How to Support Someone Who Has Experienced Trauma

How to Support Someone Who Has Experienced Trauma
October 23, 2018 Echo

What would we do if we could see every psychological wound ever inflicted as a physical bruise? We would see a lot of black and blue people walking around! We might also be more careful of each other, understanding the degree of suffering we each have endured.

One of the hardest things when you are in a relationship is that there is no trauma map to refer to and even as we get to know someone’s history and the things that activate past trauma, we are often bewildered or downright indignant when trauma rears its head and our loved ones lash out, retreat, get emotional for no understandable reason, or unfairly blame us for all kinds of wrongdoing.

How do you negotiate these and other manifestations of trauma? We have put together a infographic based on relationship lessons learned by trauma survivors and those who love them.

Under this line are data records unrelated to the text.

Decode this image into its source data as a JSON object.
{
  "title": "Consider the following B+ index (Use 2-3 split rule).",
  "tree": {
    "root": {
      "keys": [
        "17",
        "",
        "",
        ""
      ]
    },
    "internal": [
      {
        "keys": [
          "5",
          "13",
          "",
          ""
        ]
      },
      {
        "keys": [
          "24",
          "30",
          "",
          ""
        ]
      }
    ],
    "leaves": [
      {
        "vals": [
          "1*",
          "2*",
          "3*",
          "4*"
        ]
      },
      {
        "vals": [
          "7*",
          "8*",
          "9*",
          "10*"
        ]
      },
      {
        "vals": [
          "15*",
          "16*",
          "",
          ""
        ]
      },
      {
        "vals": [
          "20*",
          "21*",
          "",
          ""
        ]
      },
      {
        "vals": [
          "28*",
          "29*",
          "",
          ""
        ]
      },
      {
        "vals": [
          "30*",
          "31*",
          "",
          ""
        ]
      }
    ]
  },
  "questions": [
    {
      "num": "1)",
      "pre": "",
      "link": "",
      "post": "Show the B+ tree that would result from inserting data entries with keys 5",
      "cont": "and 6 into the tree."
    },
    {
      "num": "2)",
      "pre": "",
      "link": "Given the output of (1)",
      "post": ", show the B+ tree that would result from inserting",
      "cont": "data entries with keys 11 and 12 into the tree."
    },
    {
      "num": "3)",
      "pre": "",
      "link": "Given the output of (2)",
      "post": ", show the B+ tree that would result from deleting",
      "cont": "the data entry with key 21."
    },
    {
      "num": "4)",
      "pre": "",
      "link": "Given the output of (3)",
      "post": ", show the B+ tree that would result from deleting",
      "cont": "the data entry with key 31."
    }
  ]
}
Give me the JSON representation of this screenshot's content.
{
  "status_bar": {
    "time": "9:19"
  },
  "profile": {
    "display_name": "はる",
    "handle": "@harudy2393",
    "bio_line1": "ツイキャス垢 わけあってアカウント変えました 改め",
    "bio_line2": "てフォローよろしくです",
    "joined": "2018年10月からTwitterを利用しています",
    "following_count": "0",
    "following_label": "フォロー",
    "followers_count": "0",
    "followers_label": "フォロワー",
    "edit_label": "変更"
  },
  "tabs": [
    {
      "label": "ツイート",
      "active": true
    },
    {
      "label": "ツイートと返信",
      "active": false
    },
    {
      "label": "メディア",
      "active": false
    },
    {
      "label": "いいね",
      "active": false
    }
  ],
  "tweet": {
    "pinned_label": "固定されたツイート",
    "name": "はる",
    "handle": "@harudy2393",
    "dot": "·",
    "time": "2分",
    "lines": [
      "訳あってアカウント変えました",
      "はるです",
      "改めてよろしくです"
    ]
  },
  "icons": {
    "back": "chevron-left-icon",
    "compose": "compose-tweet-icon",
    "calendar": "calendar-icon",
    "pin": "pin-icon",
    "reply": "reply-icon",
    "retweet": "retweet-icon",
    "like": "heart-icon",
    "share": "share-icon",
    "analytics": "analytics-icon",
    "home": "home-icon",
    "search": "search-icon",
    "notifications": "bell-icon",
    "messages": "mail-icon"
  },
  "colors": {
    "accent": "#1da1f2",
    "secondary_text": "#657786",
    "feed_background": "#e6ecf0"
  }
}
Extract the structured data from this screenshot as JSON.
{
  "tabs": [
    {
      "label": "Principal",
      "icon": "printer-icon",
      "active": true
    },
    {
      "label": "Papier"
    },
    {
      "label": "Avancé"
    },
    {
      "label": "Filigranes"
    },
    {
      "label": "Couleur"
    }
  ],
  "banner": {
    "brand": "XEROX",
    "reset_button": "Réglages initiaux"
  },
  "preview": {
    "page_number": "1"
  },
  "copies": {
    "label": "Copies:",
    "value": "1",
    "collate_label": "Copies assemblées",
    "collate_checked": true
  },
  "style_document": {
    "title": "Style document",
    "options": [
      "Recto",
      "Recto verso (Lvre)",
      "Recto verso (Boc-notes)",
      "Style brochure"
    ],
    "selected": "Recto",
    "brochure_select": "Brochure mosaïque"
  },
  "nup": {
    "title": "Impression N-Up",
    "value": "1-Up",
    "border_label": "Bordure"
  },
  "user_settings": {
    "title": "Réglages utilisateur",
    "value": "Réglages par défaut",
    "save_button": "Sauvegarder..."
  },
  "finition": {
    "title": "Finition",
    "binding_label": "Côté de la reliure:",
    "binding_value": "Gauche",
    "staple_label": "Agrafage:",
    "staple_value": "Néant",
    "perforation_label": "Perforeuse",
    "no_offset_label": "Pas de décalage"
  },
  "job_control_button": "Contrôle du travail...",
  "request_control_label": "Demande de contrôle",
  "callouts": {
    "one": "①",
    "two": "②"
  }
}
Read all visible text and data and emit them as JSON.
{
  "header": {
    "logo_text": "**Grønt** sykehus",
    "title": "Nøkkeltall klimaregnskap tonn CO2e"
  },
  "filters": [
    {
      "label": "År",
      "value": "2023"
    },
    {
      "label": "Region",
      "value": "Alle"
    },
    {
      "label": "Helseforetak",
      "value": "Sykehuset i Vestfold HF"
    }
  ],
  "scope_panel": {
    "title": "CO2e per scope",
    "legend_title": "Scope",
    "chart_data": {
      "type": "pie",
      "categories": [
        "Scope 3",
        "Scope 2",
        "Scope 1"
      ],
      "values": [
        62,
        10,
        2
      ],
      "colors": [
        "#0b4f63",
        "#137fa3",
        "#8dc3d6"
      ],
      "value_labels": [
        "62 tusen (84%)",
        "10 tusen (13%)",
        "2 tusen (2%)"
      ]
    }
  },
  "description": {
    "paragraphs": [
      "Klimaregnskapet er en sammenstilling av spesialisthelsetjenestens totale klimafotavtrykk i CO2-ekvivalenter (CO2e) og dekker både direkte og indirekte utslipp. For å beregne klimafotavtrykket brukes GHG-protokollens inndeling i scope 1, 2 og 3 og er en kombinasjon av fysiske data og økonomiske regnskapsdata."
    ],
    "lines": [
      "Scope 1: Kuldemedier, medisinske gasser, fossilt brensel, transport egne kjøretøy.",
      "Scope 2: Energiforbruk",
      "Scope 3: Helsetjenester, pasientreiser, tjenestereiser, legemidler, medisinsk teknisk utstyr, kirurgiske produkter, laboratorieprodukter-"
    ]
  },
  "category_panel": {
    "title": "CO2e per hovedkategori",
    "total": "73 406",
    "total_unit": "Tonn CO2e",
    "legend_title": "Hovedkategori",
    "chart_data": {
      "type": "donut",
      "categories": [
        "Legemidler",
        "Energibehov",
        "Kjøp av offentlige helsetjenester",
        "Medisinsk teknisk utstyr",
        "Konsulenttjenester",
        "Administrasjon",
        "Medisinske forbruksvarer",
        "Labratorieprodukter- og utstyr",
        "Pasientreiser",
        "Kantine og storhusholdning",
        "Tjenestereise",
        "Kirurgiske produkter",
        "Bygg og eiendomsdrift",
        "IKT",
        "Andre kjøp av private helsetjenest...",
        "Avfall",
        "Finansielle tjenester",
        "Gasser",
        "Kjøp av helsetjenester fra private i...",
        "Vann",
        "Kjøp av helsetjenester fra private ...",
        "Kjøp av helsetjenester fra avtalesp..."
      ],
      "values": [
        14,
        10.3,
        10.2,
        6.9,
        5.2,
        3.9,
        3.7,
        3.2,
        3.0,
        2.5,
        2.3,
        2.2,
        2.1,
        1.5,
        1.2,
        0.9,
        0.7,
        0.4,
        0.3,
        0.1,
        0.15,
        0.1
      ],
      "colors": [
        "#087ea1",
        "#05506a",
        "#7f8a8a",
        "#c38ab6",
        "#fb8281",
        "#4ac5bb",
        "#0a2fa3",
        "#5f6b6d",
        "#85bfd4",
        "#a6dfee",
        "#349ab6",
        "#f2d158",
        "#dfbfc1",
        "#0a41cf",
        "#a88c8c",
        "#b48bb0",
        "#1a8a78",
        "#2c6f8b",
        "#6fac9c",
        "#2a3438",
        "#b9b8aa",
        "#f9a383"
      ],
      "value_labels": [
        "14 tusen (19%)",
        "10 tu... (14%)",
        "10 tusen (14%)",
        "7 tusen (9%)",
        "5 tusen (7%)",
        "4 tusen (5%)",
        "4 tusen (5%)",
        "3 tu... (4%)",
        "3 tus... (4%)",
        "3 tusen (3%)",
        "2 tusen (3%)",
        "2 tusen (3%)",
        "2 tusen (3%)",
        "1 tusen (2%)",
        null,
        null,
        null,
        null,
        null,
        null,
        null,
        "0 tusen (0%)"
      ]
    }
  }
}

  1. Predictability: Everyone loves surprises! Not. Trauma survivors often prefer predictability because that feels safer.
  2. Space: Allow time for the survivor to calm down and take perspective. Remember that we trauma survivors often have difficulty regulating our emotions and take longer to calm down. Maybe support self-soothing, for example suggesting you both go for a walk, maybe stay well clear! If the survivor is caught up in the fight/flight response you may be mistaken for the enemy.
  3. Perspective: Be aware when ‘the past is intruding into the present.’ Don’t take responsibility for what is not yours… gently. You can own any insensitivity or lack of consideration that has provoked the reaction and yet separate it from whatever past trauma is fueling what would otherwise appear to be a disproportionate response. Remember there is no such thing as ‘over-reacting’ – the reaction is in direct proportion to the pain experienced in the past rather than in response to what’s happening now.
  4. Rid ‘over-reacting,’ ‘over-sensitive,’ ‘over’-anything from your vocabulary.
  5. Language: Don’t refer to ‘your upbringing, your problem, issues, behavior.’ This sounds like judgment or at the very least like the trauma survivor is somehow broken or the problem. Call it for what it is – trauma.
  6. Be kind, loving, patient… But empathetically set limits – you have needs too! It’s okay to talk about when the survivor’s reactions hurt you too. “I love you and I understand how scared/angry/sad you are… and it’s not okay to hurt me.” Whatever our trauma history, we must all learn to be accountable when we hurt others.
  7. Reciprocity: Most of us had parents who lacked skills in listening, empathy, tolerating uncomfortable feelings, empowerment… Give what you also need to receive [because that’s the best way of making sure you get it back. Make sure that you are getting these things somewhere in your life. If the survivor is your friend or romantic partner, be sure that there is a two-way street. However much you love someone who has experienced trauma, it is unhealthy if you become a savior, therapist, or martyr.
  8. Control and choice. Big trigger when a survivor is denied these. Confer, collaborate cooperate. Unilateral moves even when benevolent will not be appreciated! Trauma is about getting hurt when you had no power or control over the situation, and it is immensely activating when the trauma survivor experiences that powerlessness again. If you want one way to ensure one of the fight/flight/freeze/collapse survival responses, taking away control is the way to do it!